device ("Workstation Computer"). The Software may not
be used by more than two (2) processors at any one
time on any single Workstation Computer.

Although there are two Windows directories on a parallel installation that allows dual booting, only one at a time can be used as a functional OS in accordance with the EULA.

How to perform a parallel installation of Windows 2000 or Windows Server 2003 describes a parallel installation.

How and Why to Perform a Parallel Installation of Windows NT 4.0

Location of Files and Folders After a Parallel Installation of Windows Millennium Edition

How to troubleshoot scenarios in which the rollback phase was unsuccessful after you upgrade from Windows XP to Windows Vista

Collapse -
its illegal but possible to use and register the same licenc
by thunderboy24 / November 27, 2009 3:03 PM PST

you are only legaly allowed the have one os installed using one licence. but it is possible to use the same licence twice on the same machine as the hardware configuration is the same for both. since microsofts registration procces uses the hardware profile to identify a machine.

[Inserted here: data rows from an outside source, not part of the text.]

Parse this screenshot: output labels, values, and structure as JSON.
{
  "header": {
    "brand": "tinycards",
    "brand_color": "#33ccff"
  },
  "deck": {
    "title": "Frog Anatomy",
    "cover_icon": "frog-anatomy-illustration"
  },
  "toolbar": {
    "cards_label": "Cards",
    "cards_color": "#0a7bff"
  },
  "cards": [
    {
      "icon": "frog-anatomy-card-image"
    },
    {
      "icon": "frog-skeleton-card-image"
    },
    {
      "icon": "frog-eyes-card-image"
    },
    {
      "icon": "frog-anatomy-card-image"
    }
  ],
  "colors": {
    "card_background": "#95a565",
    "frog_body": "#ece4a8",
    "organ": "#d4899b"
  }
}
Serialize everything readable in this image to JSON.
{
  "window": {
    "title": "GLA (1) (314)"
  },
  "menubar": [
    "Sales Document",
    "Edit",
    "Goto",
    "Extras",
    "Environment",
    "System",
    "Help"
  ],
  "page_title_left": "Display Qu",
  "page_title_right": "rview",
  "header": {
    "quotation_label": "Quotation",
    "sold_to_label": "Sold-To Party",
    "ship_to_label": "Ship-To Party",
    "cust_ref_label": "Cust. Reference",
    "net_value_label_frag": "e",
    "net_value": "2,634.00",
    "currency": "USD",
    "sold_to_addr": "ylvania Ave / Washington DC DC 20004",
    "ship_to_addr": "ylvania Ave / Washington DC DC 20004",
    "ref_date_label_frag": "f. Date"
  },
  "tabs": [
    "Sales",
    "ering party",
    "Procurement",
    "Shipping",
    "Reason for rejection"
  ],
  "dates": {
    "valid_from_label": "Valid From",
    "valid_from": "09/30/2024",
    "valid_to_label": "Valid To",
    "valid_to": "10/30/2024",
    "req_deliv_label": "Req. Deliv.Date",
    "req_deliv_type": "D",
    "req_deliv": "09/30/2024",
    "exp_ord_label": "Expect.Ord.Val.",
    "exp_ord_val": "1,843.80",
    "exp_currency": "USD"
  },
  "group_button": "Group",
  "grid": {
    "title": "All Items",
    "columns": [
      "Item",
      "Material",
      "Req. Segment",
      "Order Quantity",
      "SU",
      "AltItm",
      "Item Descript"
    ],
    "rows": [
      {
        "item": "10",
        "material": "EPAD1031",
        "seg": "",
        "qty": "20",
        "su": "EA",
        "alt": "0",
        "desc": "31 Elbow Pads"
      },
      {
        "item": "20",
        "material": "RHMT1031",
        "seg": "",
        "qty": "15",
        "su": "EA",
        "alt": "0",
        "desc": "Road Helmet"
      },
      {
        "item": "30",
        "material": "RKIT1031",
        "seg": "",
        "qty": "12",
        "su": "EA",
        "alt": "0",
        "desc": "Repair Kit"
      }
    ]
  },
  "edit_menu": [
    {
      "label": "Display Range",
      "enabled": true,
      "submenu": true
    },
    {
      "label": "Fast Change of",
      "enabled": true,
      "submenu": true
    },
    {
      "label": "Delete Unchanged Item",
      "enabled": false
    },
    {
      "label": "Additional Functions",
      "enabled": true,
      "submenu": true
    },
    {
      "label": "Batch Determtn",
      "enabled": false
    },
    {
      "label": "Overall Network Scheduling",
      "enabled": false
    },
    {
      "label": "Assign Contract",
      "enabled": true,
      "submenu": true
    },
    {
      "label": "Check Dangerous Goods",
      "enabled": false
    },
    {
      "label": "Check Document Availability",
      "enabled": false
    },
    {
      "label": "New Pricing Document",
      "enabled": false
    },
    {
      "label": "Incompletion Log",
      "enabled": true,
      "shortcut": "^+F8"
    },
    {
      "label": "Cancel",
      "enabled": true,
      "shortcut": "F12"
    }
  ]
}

Collapse -
Very easy to do ...
by Edward ODaniel / December 18, 2007 4:08 AM PST

and although separate hard drives would be best all you really require is a separate partition for each OS. This link might prove helpful:

As already stated, a dual boot system WILL NOT protect you from viral activity but it would keep user changes to the OS from affecting the other installation of the OS.

If you are adamant about wanting the viral protection too, they you will require swappable hard drive caddies and hard drives but that isn't really dual booting as each hard drive is the boot drive for the OS installed on it and only the drive in use is actually in the case (the other would be in a desk drawer or safe or some place else).

You might be better off taking a look at Microsoft's free-for-the-download Virtual PC 2007 (30.4 MB) for XP Pro and all versions of Vista -

or Virtual PC 2004 if you might want the Host machine to be Windows 2000 and up to but not including Vista-

Collapse -
Load XP on one drive.
by James Denison / December 18, 2007 7:04 AM PST

Ghost (copy) it over to the second drive. If that's all that's changing it shouldn't require a second activation. If it does there won't be any problem with it passing. You can use the BIOS to switch between boot drives. You can also update the boot.ini file to add the second system in manually so to get a choice in that manner.

Collapse -
Thanks heaps!
by nykajuu / December 18, 2007 4:16 PM PST
In reply to: Load XP on one drive.

Thanks for the advice.

Yes, I think I'll go with what a few of you mentioned: having two hard drives that can be plugged and unplugged as needed. Now I understand that there is no necessity to dual boot with two completely seperate hard drives, hence I guess I need only plug each hard drive separetly and install the desired OS. I'll have to look at buying two versions or two same xp: its alot cheaper than buying two pc:s!

Oh yeah, the viruses are not the only reason that they need be kept seperate. Systems with lots of games tend to crash more often and possibly in the long run may completely stop working. This is one of the main reasons I want to keep them seperate. As with partitioning, I am rather a newbie, and I have already deleted a whole lot of data accidently by formatting c partition on my old computer that had five partition. Then I installed ubuntu, which did not detect the partitions.

Anyways, lots of thanks! You have enlightened me alot on this topic!

Collapse -
I am not too sure about this, but...
by ahtoi / November 27, 2009 4:35 PM PST

isn't assigned different users to the system the same thing?

However, I did use to do what you wanted to do in the old day; I had "partition magic" with its boot manager. Maybe do some research on boot manager and see if there are any freebies out there that you can try. Good luck.

Popular Forums

Computer Newbies 10,686 discussions
Computer Help 54,365 discussions
Laptops 21,181 discussions
Networking & Wireless 16,313 discussions
Phones 17,137 discussions
Security 31,287 discussions
TVs & Home Theaters 22,101 discussions
Windows 7 8,164 discussions
Windows 10 2,657 discussions


Your favorite shows are back!

Don’t miss your dramas, sitcoms and reality shows. Find out when and where they’re airing!